Data about app and page elements:
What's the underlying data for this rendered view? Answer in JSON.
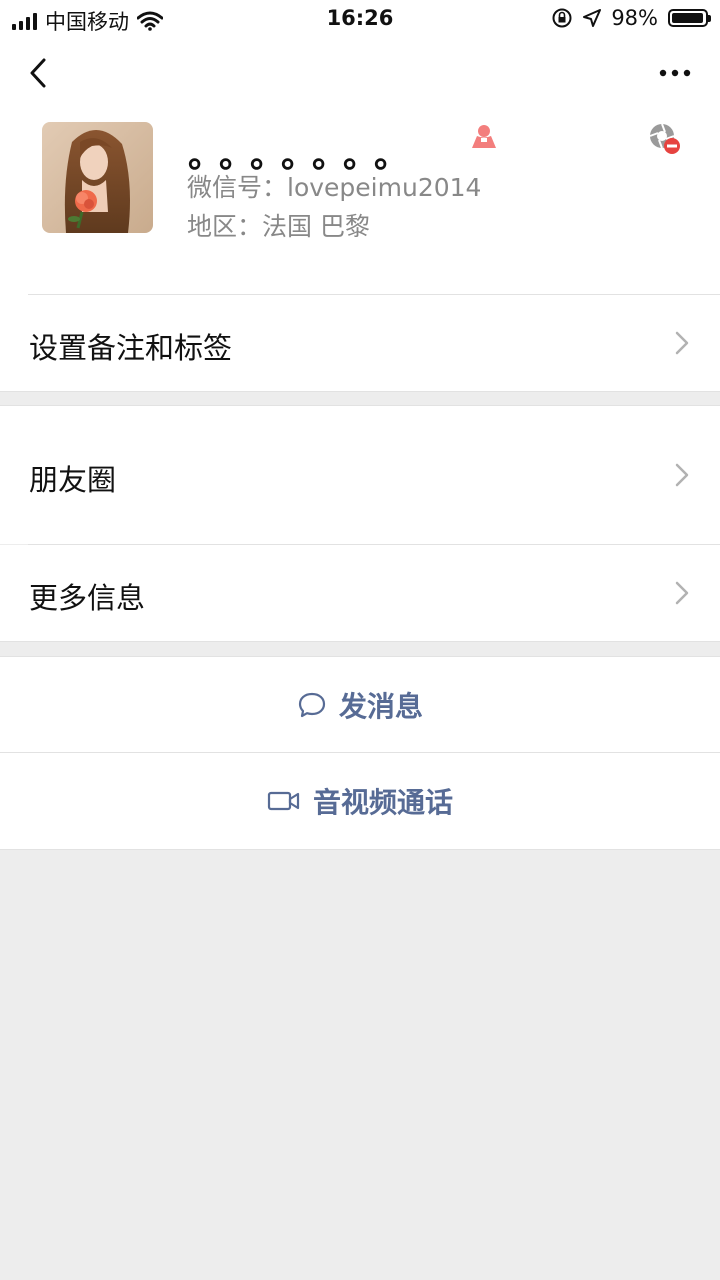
{
  "status_bar": {
    "carrier": "中国移动",
    "time": "16:26",
    "battery": "98%",
    "battery_level": 0.98,
    "icons": [
      "signal-icon",
      "wifi-icon",
      "orientation-lock-icon",
      "location-icon",
      "battery-icon"
    ]
  },
  "nav": {
    "back_icon": "chevron-left-icon",
    "more_icon": "more-dots-icon"
  },
  "profile": {
    "nickname": "。。。。。。。",
    "gender_icon": "female-icon",
    "wechat_id_label": "微信号：",
    "wechat_id": "lovepeimu2014",
    "region_label": "地区：",
    "region": "法国 巴黎",
    "status_icon": "blocked-moments-icon"
  },
  "menu": {
    "remark_tags": "设置备注和标签",
    "moments": "朋友圈",
    "more_info": "更多信息"
  },
  "actions": {
    "send_message": "发消息",
    "video_call": "音视频通话"
  },
  "colors": {
    "link_blue": "#576b95",
    "background": "#ededed",
    "female_pink": "#f37e7d"
  }
}
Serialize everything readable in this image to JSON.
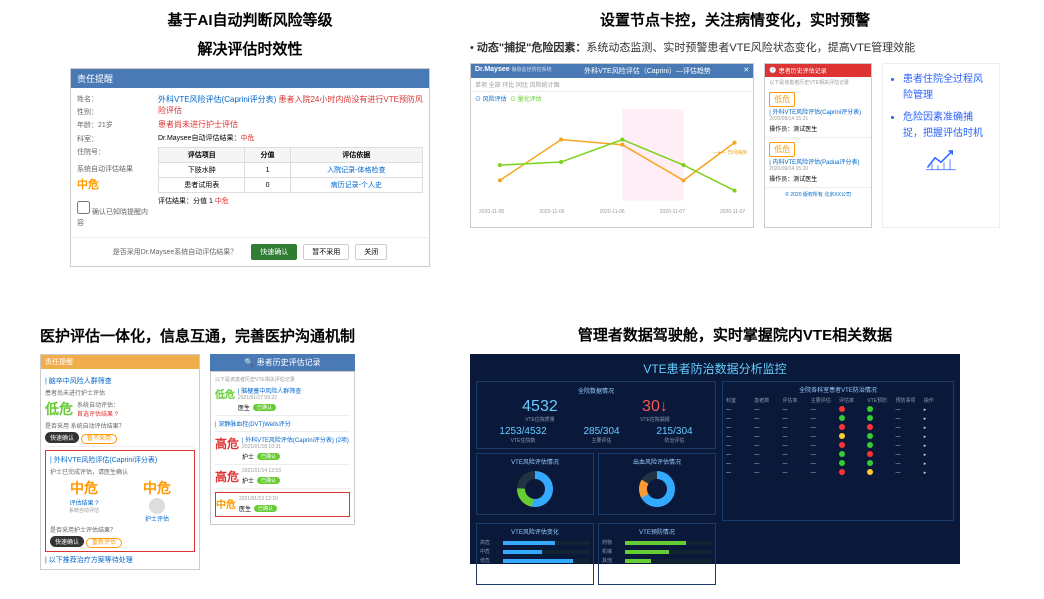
{
  "s1": {
    "heading_l1": "基于AI自动判断风险等级",
    "heading_l2": "解决评估时效性",
    "dialog": {
      "title": "责任提醒",
      "fields": {
        "name_lbl": "姓名：",
        "gender_lbl": "性别：",
        "age_lbl": "年龄：",
        "age_val": "21岁",
        "dept_lbl": "科室：",
        "bed_lbl": "住院号：",
        "status_lbl": "系统自动评估结果",
        "risk_badge": "中危",
        "checkbox": "确认已知晓提醒内容"
      },
      "warn1_a": "外科VTE风险评估(Caprini评分表)",
      "warn1_b": "患者入院24小时内尚没有进行VTE预防风险评估",
      "warn2": "患者尚未进行护士评估",
      "result_prefix": "Dr.Maysee自动评估结果：",
      "result_risk": "中危",
      "table": {
        "h1": "评估项目",
        "h2": "分值",
        "h3": "评估依据",
        "r1c1": "下肢水肿",
        "r1c2": "1",
        "r1c3": "入院记录-体格检查",
        "r1c4": "患者试用表",
        "r1c5": "0",
        "r1c6": "病历记录-个人史",
        "sum_lbl": "评估结果：分值",
        "sum_val": "1",
        "sum_risk": "中危"
      },
      "footer_q": "是否采用Dr.Maysee系统自动评估结果？",
      "btn_confirm": "快速确认",
      "btn_skip": "暂不采用",
      "btn_close": "关闭"
    }
  },
  "s2": {
    "heading": "设置节点卡控，关注病情变化，实时预警",
    "bullet_b": "动态\"捕捉\"危险因素：",
    "bullet": "系统动态监测、实时预警患者VTE风险状态变化，提高VTE管理效能",
    "chart": {
      "brand": "Dr.Maysee",
      "brand_sub": "静脉血栓防控系统",
      "title": "外科VTE风险评估（Caprini）—评估趋势",
      "tabs": "单项 全部 环比 同比 风险统计图",
      "tab1": "⊙ 风险评估",
      "tab2": "⊙ 量化评估",
      "legend": "—●— 日间病房",
      "xaxis": [
        "2020-11-05",
        "2020-11-06",
        "2020-11-06",
        "2020-11-07",
        "2020-11-07"
      ]
    },
    "hist": {
      "title": "患者历史评估记录",
      "note": "以下是该患者历史VTE相关评估记录",
      "items": [
        {
          "risk": "低危",
          "label": "| 外科VTE风险评估(Caprini评分表)",
          "date": "2020/09/14 15:21",
          "role": "操作员：测试医生"
        },
        {
          "risk": "低危",
          "label": "| 内科VTE风险评估(Padua评分表)",
          "date": "2020/09/14 15:20",
          "role": "操作员：测试医生"
        }
      ],
      "footer": "© 2020 版权所有  北京XX公司"
    },
    "info": {
      "i1": "患者住院全过程风险管理",
      "i2": "危险因素准确捕捉，把握评估时机"
    }
  },
  "s3": {
    "heading": "医护评估一体化，信息互通，完善医护沟通机制",
    "pa": {
      "hdr": "责任提醒",
      "sec1_title": "| 脑卒中风险人群筛查",
      "sec1_txt": "患者尚未进行护士评估",
      "sec1_sys": "系统自动评估：",
      "sec1_risk": "低危",
      "sec1_first": "首选评估结果 ?",
      "sec1_q": "是否采用 系统自动评估结果？",
      "btn_fast": "快速确认",
      "btn_no": "暂不采用",
      "sec2_title": "| 外科VTE风险评估(Caprini评分表)",
      "sec2_txt": "护士已完成评估，请医生确认",
      "mid1": "中危",
      "mid2": "中危",
      "link1": "评估结果 ?",
      "link2": "护士评估",
      "avatar_lbl": "系统自动评估",
      "sec2_q": "是否采用护士评估结果？",
      "btn_redo": "重新评估",
      "sec3_title": "| 以下推荐治疗方案等待处理"
    },
    "pb": {
      "hdr": "患者历史评估记录",
      "note": "以下是该患者历史VTE相关评估记录",
      "items": [
        {
          "risk": "低危",
          "label": "| 脑梗塞中风险人群筛查",
          "date": "2021/01/17 09:22",
          "role": "医生",
          "done": "已确认"
        },
        {
          "risk": "",
          "label": "| 深静脉血栓(DVT)Wells评分",
          "date": "2021/01/18 10:31",
          "role": "护士",
          "done": "已确认",
          "sub": [
            {
              "date": "2021/01/14 12:53",
              "role": "医生",
              "done": "已确认"
            }
          ]
        },
        {
          "risk": "高危",
          "label": "| 外科VTE风险评估(Caprini评分表) (2项)",
          "date": "2021/01/18 10:31",
          "role": "护士",
          "done": "已确认"
        },
        {
          "risk": "高危",
          "label": "",
          "date": "2021/01/14 12:53",
          "role": "护士",
          "done": "已确认"
        },
        {
          "risk": "中危",
          "label": "",
          "date": "2021/01/13 12:10",
          "role": "医生",
          "done": "已确认",
          "boxed": true
        }
      ]
    }
  },
  "s4": {
    "heading": "管理者数据驾驶舱，实时掌握院内VTE相关数据",
    "dash": {
      "title": "VTE患者防治数据分析监控",
      "card1_hdr": "全院数据情况",
      "big1": "4532",
      "big1_sub": "VTE住院质量",
      "big2": "30↓",
      "big2_sub": "VTE住院漏报",
      "stat1_n": "1253/4532",
      "stat1_l": "VTE住院数",
      "stat2_n": "285/304",
      "stat2_l": "主要评估",
      "stat3_n": "215/304",
      "stat3_l": "防治评估",
      "pie1_hdr": "VTE风险评估情况",
      "pie2_hdr": "出血风险评估情况",
      "bar1_hdr": "VTE风险评估变化",
      "bar2_hdr": "VTE预防情况",
      "table_hdr": "全院各科室患者VTE防治情况",
      "th": [
        "科室",
        "患者数",
        "评估率",
        "主要评估",
        "评估率",
        "VTE预防",
        "预防事项",
        "操作"
      ]
    }
  },
  "chart_data": {
    "type": "line",
    "title": "外科VTE风险评估（Caprini）—评估趋势",
    "x": [
      "2020-11-05",
      "2020-11-06",
      "2020-11-06",
      "2020-11-07",
      "2020-11-07"
    ],
    "series": [
      {
        "name": "风险评估",
        "values": [
          2,
          4.5,
          4.2,
          2,
          4.3
        ],
        "color": "#f5a623"
      },
      {
        "name": "量化评估",
        "values": [
          3,
          3.2,
          4.5,
          3,
          1.5
        ],
        "color": "#7ed321"
      }
    ],
    "ylim": [
      0,
      6
    ],
    "legend": "日间病房"
  }
}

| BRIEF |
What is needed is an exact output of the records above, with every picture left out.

| TASK RESPONSE |
What's the underlying data for this rendered view? Answer in JSON.
{
  "status_bar": {
    "carrier": "中国移动",
    "time": "16:26",
    "battery": "98%",
    "battery_level": 0.98,
    "icons": [
      "signal-icon",
      "wifi-icon",
      "orientation-lock-icon",
      "location-icon",
      "battery-icon"
    ]
  },
  "nav": {
    "back_icon": "chevron-left-icon",
    "more_icon": "more-dots-icon"
  },
  "profile": {
    "nickname": "。。。。。。。",
    "gender_icon": "female-icon",
    "wechat_id_label": "微信号：",
    "wechat_id": "lovepeimu2014",
    "region_label": "地区：",
    "region": "法国 巴黎",
    "status_icon": "blocked-moments-icon"
  },
  "menu": {
    "remark_tags": "设置备注和标签",
    "moments": "朋友圈",
    "more_info": "更多信息"
  },
  "actions": {
    "send_message": "发消息",
    "video_call": "音视频通话"
  },
  "colors": {
    "link_blue": "#576b95",
    "background": "#ededed",
    "female_pink": "#f37e7d"
  }
}
Serialize everything readable in this image to JSON.
{
  "s1": {
    "heading_l1": "基于AI自动判断风险等级",
    "heading_l2": "解决评估时效性",
    "dialog": {
      "title": "责任提醒",
      "fields": {
        "name_lbl": "姓名：",
        "gender_lbl": "性别：",
        "age_lbl": "年龄：",
        "age_val": "21岁",
        "dept_lbl": "科室：",
        "bed_lbl": "住院号：",
        "status_lbl": "系统自动评估结果",
        "risk_badge": "中危",
        "checkbox": "确认已知晓提醒内容"
      },
      "warn1_a": "外科VTE风险评估(Caprini评分表)",
      "warn1_b": "患者入院24小时内尚没有进行VTE预防风险评估",
      "warn2": "患者尚未进行护士评估",
      "result_prefix": "Dr.Maysee自动评估结果：",
      "result_risk": "中危",
      "table": {
        "h1": "评估项目",
        "h2": "分值",
        "h3": "评估依据",
        "r1c1": "下肢水肿",
        "r1c2": "1",
        "r1c3": "入院记录-体格检查",
        "r1c4": "患者试用表",
        "r1c5": "0",
        "r1c6": "病历记录-个人史",
        "sum_lbl": "评估结果：分值",
        "sum_val": "1",
        "sum_risk": "中危"
      },
      "footer_q": "是否采用Dr.Maysee系统自动评估结果？",
      "btn_confirm": "快速确认",
      "btn_skip": "暂不采用",
      "btn_close": "关闭"
    }
  },
  "s2": {
    "heading": "设置节点卡控，关注病情变化，实时预警",
    "bullet_b": "动态\"捕捉\"危险因素：",
    "bullet": "系统动态监测、实时预警患者VTE风险状态变化，提高VTE管理效能",
    "chart": {
      "brand": "Dr.Maysee",
      "brand_sub": "静脉血栓防控系统",
      "title": "外科VTE风险评估（Caprini）—评估趋势",
      "tabs": "单项 全部 环比 同比 风险统计图",
      "tab1": "⊙ 风险评估",
      "tab2": "⊙ 量化评估",
      "legend": "—●— 日间病房",
      "xaxis": [
        "2020-11-05",
        "2020-11-06",
        "2020-11-06",
        "2020-11-07",
        "2020-11-07"
      ]
    },
    "hist": {
      "title": "患者历史评估记录",
      "note": "以下是该患者历史VTE相关评估记录",
      "items": [
        {
          "risk": "低危",
          "label": "| 外科VTE风险评估(Caprini评分表)",
          "date": "2020/09/14 15:21",
          "role": "操作员：测试医生"
        },
        {
          "risk": "低危",
          "label": "| 内科VTE风险评估(Padua评分表)",
          "date": "2020/09/14 15:20",
          "role": "操作员：测试医生"
        }
      ],
      "footer": "© 2020 版权所有  北京XX公司"
    },
    "info": {
      "i1": "患者住院全过程风险管理",
      "i2": "危险因素准确捕捉，把握评估时机"
    }
  },
  "s3": {
    "heading": "医护评估一体化，信息互通，完善医护沟通机制",
    "pa": {
      "hdr": "责任提醒",
      "sec1_title": "| 脑卒中风险人群筛查",
      "sec1_txt": "患者尚未进行护士评估",
      "sec1_sys": "系统自动评估：",
      "sec1_risk": "低危",
      "sec1_first": "首选评估结果 ?",
      "sec1_q": "是否采用 系统自动评估结果？",
      "btn_fast": "快速确认",
      "btn_no": "暂不采用",
      "sec2_title": "| 外科VTE风险评估(Caprini评分表)",
      "sec2_txt": "护士已完成评估，请医生确认",
      "mid1": "中危",
      "mid2": "中危",
      "link1": "评估结果 ?",
      "link2": "护士评估",
      "avatar_lbl": "系统自动评估",
      "sec2_q": "是否采用护士评估结果？",
      "btn_redo": "重新评估",
      "sec3_title": "| 以下推荐治疗方案等待处理"
    },
    "pb": {
      "hdr": "患者历史评估记录",
      "note": "以下是该患者历史VTE相关评估记录",
      "items": [
        {
          "risk": "低危",
          "label": "| 脑梗塞中风险人群筛查",
          "date": "2021/01/17 09:22",
          "role": "医生",
          "done": "已确认"
        },
        {
          "risk": "",
          "label": "| 深静脉血栓(DVT)Wells评分",
          "date": "2021/01/18 10:31",
          "role": "护士",
          "done": "已确认",
          "sub": [
            {
              "date": "2021/01/14 12:53",
              "role": "医生",
              "done": "已确认"
            }
          ]
        },
        {
          "risk": "高危",
          "label": "| 外科VTE风险评估(Caprini评分表) (2项)",
          "date": "2021/01/18 10:31",
          "role": "护士",
          "done": "已确认"
        },
        {
          "risk": "高危",
          "label": "",
          "date": "2021/01/14 12:53",
          "role": "护士",
          "done": "已确认"
        },
        {
          "risk": "中危",
          "label": "",
          "date": "2021/01/13 12:10",
          "role": "医生",
          "done": "已确认",
          "boxed": true
        }
      ]
    }
  },
  "s4": {
    "heading": "管理者数据驾驶舱，实时掌握院内VTE相关数据",
    "dash": {
      "title": "VTE患者防治数据分析监控",
      "card1_hdr": "全院数据情况",
      "big1": "4532",
      "big1_sub": "VTE住院质量",
      "big2": "30↓",
      "big2_sub": "VTE住院漏报",
      "stat1_n": "1253/4532",
      "stat1_l": "VTE住院数",
      "stat2_n": "285/304",
      "stat2_l": "主要评估",
      "stat3_n": "215/304",
      "stat3_l": "防治评估",
      "pie1_hdr": "VTE风险评估情况",
      "pie2_hdr": "出血风险评估情况",
      "bar1_hdr": "VTE风险评估变化",
      "bar2_hdr": "VTE预防情况",
      "table_hdr": "全院各科室患者VTE防治情况",
      "th": [
        "科室",
        "患者数",
        "评估率",
        "主要评估",
        "评估率",
        "VTE预防",
        "预防事项",
        "操作"
      ]
    }
  },
  "chart_data": {
    "type": "line",
    "title": "外科VTE风险评估（Caprini）—评估趋势",
    "x": [
      "2020-11-05",
      "2020-11-06",
      "2020-11-06",
      "2020-11-07",
      "2020-11-07"
    ],
    "series": [
      {
        "name": "风险评估",
        "values": [
          2,
          4.5,
          4.2,
          2,
          4.3
        ],
        "color": "#f5a623"
      },
      {
        "name": "量化评估",
        "values": [
          3,
          3.2,
          4.5,
          3,
          1.5
        ],
        "color": "#7ed321"
      }
    ],
    "ylim": [
      0,
      6
    ],
    "legend": "日间病房"
  }
}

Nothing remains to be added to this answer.